How to Find the Radius of an Ellipse

By Chance E. Gartneer; Updated April 24, 2017

Finding the radius of an ellipse is more than just a single simple operation; it's two simple operations. The radius is the line from the center of an object to its perimeter. An ellipse, which is like a circle that has been elongated in one direction, has two radii: a longer one, the semimajor axis, and a shorter one, the semiminor axis. These two radii are calculated using the focal points, which are two points that are equidistant of the ellipse's center, and a point on the ellipseā€™s perimeter.

Measure the distance in between the two focal points and then square it. For this example, the distance between the focal points, or foci, is 6. The square of 6 is 36.

Measure the distance of the point on the perimeter from each of the foci. For this example, the point is 4 from one focal point and 6 from the other.

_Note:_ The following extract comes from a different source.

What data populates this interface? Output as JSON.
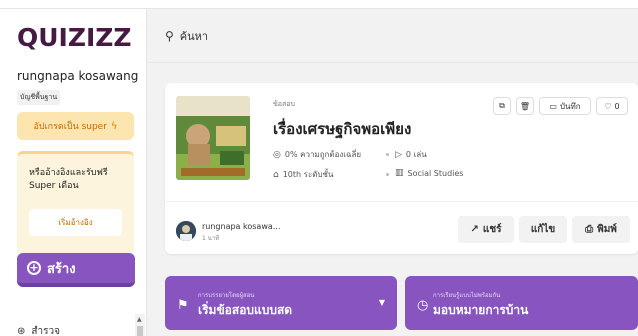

Add the two distances calculated in Step 2 together and then square that sum. For this example, 4 added to 6 equals 10, and the square of 10 is 100.

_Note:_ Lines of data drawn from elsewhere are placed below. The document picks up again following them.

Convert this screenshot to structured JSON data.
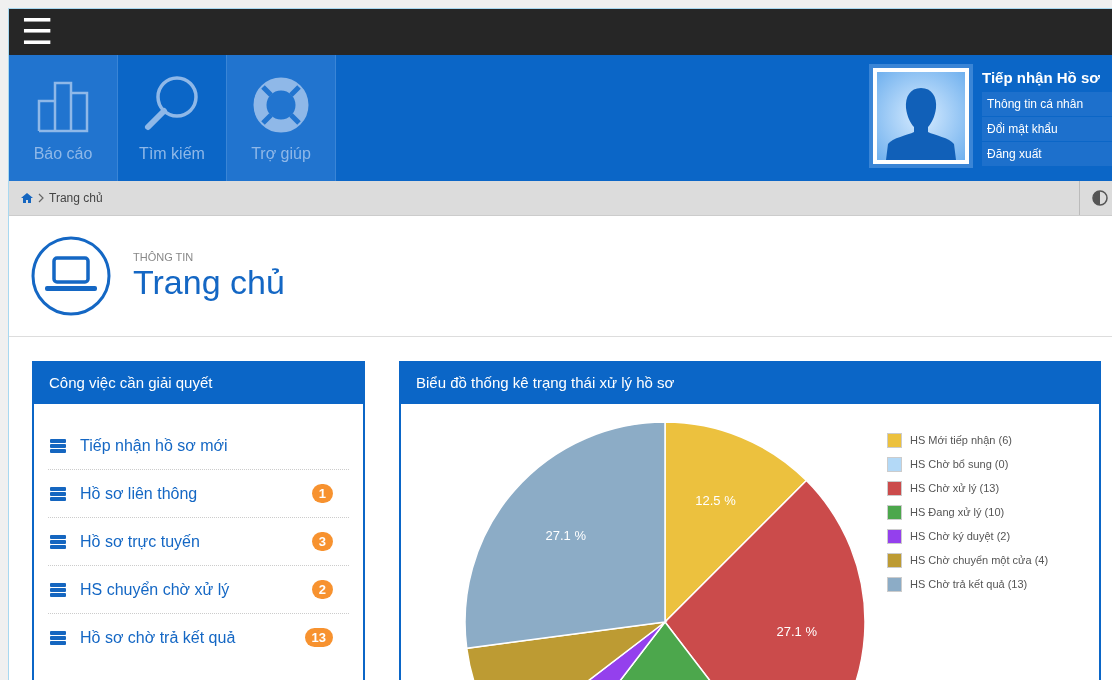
{
  "topbar": {
    "menu": "☰"
  },
  "nav": [
    {
      "label": "Báo cáo",
      "kind": "chart"
    },
    {
      "label": "Tìm kiếm",
      "kind": "search"
    },
    {
      "label": "Trợ giúp",
      "kind": "help"
    }
  ],
  "user": {
    "name": "Tiếp nhận Hồ sơ",
    "menu": [
      "Thông tin cá nhân",
      "Đổi mật khẩu",
      "Đăng xuất"
    ]
  },
  "breadcrumb": {
    "current": "Trang chủ"
  },
  "page_header": {
    "subtitle": "THÔNG TIN",
    "title": "Trang chủ"
  },
  "tasks": {
    "title": "Công việc cần giải quyết",
    "items": [
      {
        "label": "Tiếp nhận hồ sơ mới"
      },
      {
        "label": "Hồ sơ liên thông",
        "count": "1"
      },
      {
        "label": "Hồ sơ trực tuyến",
        "count": "3"
      },
      {
        "label": "HS chuyển chờ xử lý",
        "count": "2"
      },
      {
        "label": "Hồ sơ chờ trả kết quả",
        "count": "13"
      }
    ]
  },
  "chart_panel": {
    "title": "Biểu đồ thống kê trạng thái xử lý hồ sơ",
    "chart_data": {
      "type": "pie",
      "value_labels": [
        "12.5 %",
        null,
        "27.1 %",
        null,
        null,
        null,
        "27.1 %"
      ],
      "categories": [
        "HS Mới tiếp nhận (6)",
        "HS Chờ bổ sung (0)",
        "HS Chờ xử lý (13)",
        "HS Đang xử lý (10)",
        "HS Chờ ký duyệt (2)",
        "HS Chờ chuyển một cửa (4)",
        "HS Chờ trả kết quả (13)"
      ],
      "colors": [
        "#ecc13e",
        "#b3d9f7",
        "#cb4b4b",
        "#4ca74c",
        "#9440ed",
        "#bd9b33",
        "#8cacc6"
      ],
      "values": [
        12.5,
        0,
        27.1,
        20.8,
        4.2,
        8.3,
        27.1
      ]
    }
  }
}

Subtract the square of the foci length from the square calculated in Step 3 and then calculate the square root of that sum. For this example, 36 subtracted from 100 equals 64, and the square root of 64 is 8.

Halve the amount calculated in Step 4 to find the semiminor axis. For this example, half of 8 is 4. The semiminor axis is 4.

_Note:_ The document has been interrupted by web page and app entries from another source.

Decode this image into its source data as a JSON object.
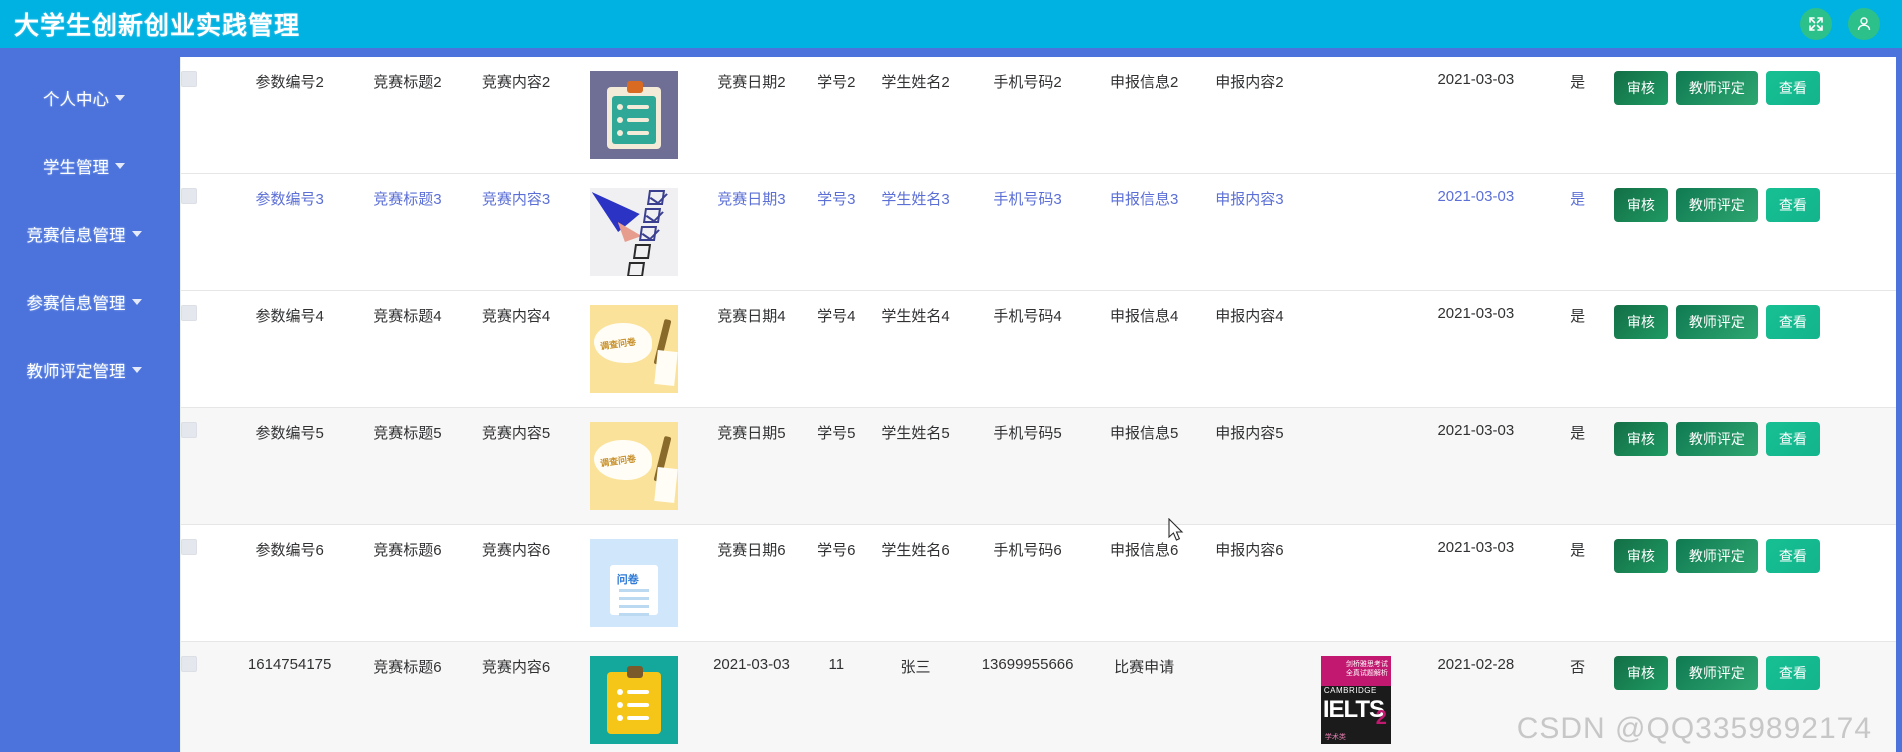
{
  "header": {
    "title": "大学生创新创业实践管理",
    "bg_color": "#00b2e2",
    "actions": [
      {
        "name": "fullscreen-icon",
        "label": "全屏"
      },
      {
        "name": "user-icon",
        "label": "用户"
      }
    ]
  },
  "sidebar": {
    "bg_color": "#4c72dc",
    "items": [
      {
        "label": "个人中心"
      },
      {
        "label": "学生管理"
      },
      {
        "label": "竞赛信息管理"
      },
      {
        "label": "参赛信息管理"
      },
      {
        "label": "教师评定管理"
      }
    ]
  },
  "buttons": {
    "review": "审核",
    "evaluate": "教师评定",
    "view": "查看",
    "review_color": "#1f9a63",
    "evaluate_color": "#2ea772",
    "view_color": "#16c093"
  },
  "table": {
    "rows": [
      {
        "num": "参数编号2",
        "title": "竞赛标题2",
        "content": "竞赛内容2",
        "image": "clipboard-purple-thumbnail",
        "date": "竞赛日期2",
        "student_id": "学号2",
        "student_name": "学生姓名2",
        "phone": "手机号码2",
        "declare_info": "申报信息2",
        "declare_content": "申报内容2",
        "image2": "",
        "date2": "2021-03-03",
        "flag": "是",
        "stripe": false,
        "hovered": false
      },
      {
        "num": "参数编号3",
        "title": "竞赛标题3",
        "content": "竞赛内容3",
        "image": "pen-checklist-thumbnail",
        "date": "竞赛日期3",
        "student_id": "学号3",
        "student_name": "学生姓名3",
        "phone": "手机号码3",
        "declare_info": "申报信息3",
        "declare_content": "申报内容3",
        "image2": "",
        "date2": "2021-03-03",
        "flag": "是",
        "stripe": false,
        "hovered": true
      },
      {
        "num": "参数编号4",
        "title": "竞赛标题4",
        "content": "竞赛内容4",
        "image": "survey-yellow-thumbnail",
        "date": "竞赛日期4",
        "student_id": "学号4",
        "student_name": "学生姓名4",
        "phone": "手机号码4",
        "declare_info": "申报信息4",
        "declare_content": "申报内容4",
        "image2": "",
        "date2": "2021-03-03",
        "flag": "是",
        "stripe": false,
        "hovered": false
      },
      {
        "num": "参数编号5",
        "title": "竞赛标题5",
        "content": "竞赛内容5",
        "image": "survey-yellow-thumbnail",
        "date": "竞赛日期5",
        "student_id": "学号5",
        "student_name": "学生姓名5",
        "phone": "手机号码5",
        "declare_info": "申报信息5",
        "declare_content": "申报内容5",
        "image2": "",
        "date2": "2021-03-03",
        "flag": "是",
        "stripe": true,
        "hovered": false
      },
      {
        "num": "参数编号6",
        "title": "竞赛标题6",
        "content": "竞赛内容6",
        "image": "questionnaire-blue-thumbnail",
        "date": "竞赛日期6",
        "student_id": "学号6",
        "student_name": "学生姓名6",
        "phone": "手机号码6",
        "declare_info": "申报信息6",
        "declare_content": "申报内容6",
        "image2": "",
        "date2": "2021-03-03",
        "flag": "是",
        "stripe": false,
        "hovered": false
      },
      {
        "num": "1614754175",
        "title": "竞赛标题6",
        "content": "竞赛内容6",
        "image": "clipboard-teal-thumbnail",
        "date": "2021-03-03",
        "student_id": "11",
        "student_name": "张三",
        "phone": "13699955666",
        "declare_info": "比赛申请",
        "declare_content": "",
        "image2": "ielts-book-thumbnail",
        "date2": "2021-02-28",
        "flag": "否",
        "stripe": true,
        "hovered": false
      }
    ]
  },
  "watermark": "CSDN @QQ3359892174"
}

Add the distances from a point on the perimeter to each of the foci together and halve that sum to find the semimajor axis. These are the same distances calculated in Step 2. For this example, 6 added to 4 results in 10. Half of 10 is 5; the semi-major axis is 5.

About the Author

Chance E. Gartneer began writing professionally in 2008 working in conjunction with FEMA. He has the unofficial record for the most undergraduate hours at the University of Texas at Austin. When not working on his children's book masterpiece, he writes educational pieces focusing on early mathematics and ESL topics.